Could you reproduce every entry that follows, exactly as shown?

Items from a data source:

○ ○ ○ ○ ○

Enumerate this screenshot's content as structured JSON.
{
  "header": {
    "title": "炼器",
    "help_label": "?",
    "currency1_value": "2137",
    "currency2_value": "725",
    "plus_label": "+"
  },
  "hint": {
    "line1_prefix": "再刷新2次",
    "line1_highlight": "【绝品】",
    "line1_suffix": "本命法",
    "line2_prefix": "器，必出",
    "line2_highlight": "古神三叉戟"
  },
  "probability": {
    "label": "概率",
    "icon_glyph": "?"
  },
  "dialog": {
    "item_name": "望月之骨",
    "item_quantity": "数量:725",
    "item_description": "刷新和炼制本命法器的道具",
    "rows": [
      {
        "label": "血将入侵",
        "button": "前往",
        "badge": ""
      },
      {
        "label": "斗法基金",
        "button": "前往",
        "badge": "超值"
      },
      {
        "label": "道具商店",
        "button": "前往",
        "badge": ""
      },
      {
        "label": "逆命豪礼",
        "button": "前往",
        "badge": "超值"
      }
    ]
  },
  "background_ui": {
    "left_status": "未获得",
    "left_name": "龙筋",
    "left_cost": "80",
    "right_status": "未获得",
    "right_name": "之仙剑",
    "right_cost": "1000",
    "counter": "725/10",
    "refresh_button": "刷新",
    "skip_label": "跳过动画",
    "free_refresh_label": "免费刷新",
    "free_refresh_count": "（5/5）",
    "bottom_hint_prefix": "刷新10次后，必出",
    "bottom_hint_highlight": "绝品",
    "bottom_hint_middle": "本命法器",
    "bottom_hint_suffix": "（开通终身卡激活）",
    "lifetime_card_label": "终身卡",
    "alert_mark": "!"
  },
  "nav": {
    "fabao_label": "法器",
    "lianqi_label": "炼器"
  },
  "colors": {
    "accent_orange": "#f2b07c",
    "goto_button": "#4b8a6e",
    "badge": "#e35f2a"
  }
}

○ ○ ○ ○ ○

> **OUTPUT**:
Enumerate this screenshot's content as structured JSON.
{
  "header": {
    "title": "炼器",
    "help_label": "?",
    "currency1_value": "2137",
    "currency2_value": "725",
    "plus_label": "+"
  },
  "hint": {
    "line1_prefix": "再刷新2次",
    "line1_highlight": "【绝品】",
    "line1_suffix": "本命法",
    "line2_prefix": "器，必出",
    "line2_highlight": "古神三叉戟"
  },
  "probability": {
    "label": "概率",
    "icon_glyph": "?"
  },
  "dialog": {
    "item_name": "望月之骨",
    "item_quantity": "数量:725",
    "item_description": "刷新和炼制本命法器的道具",
    "rows": [
      {
        "label": "血将入侵",
        "button": "前往",
        "badge": ""
      },
      {
        "label": "斗法基金",
        "button": "前往",
        "badge": "超值"
      },
      {
        "label": "道具商店",
        "button": "前往",
        "badge": ""
      },
      {
        "label": "逆命豪礼",
        "button": "前往",
        "badge": "超值"
      }
    ]
  },
  "background_ui": {
    "left_status": "未获得",
    "left_name": "龙筋",
    "left_cost": "80",
    "right_status": "未获得",
    "right_name": "之仙剑",
    "right_cost": "1000",
    "counter": "725/10",
    "refresh_button": "刷新",
    "skip_label": "跳过动画",
    "free_refresh_label": "免费刷新",
    "free_refresh_count": "（5/5）",
    "bottom_hint_prefix": "刷新10次后，必出",
    "bottom_hint_highlight": "绝品",
    "bottom_hint_middle": "本命法器",
    "bottom_hint_suffix": "（开通终身卡激活）",
    "lifetime_card_label": "终身卡",
    "alert_mark": "!"
  },
  "nav": {
    "fabao_label": "法器",
    "lianqi_label": "炼器"
  },
  "colors": {
    "accent_orange": "#f2b07c",
    "goto_button": "#4b8a6e",
    "badge": "#e35f2a"
  }
}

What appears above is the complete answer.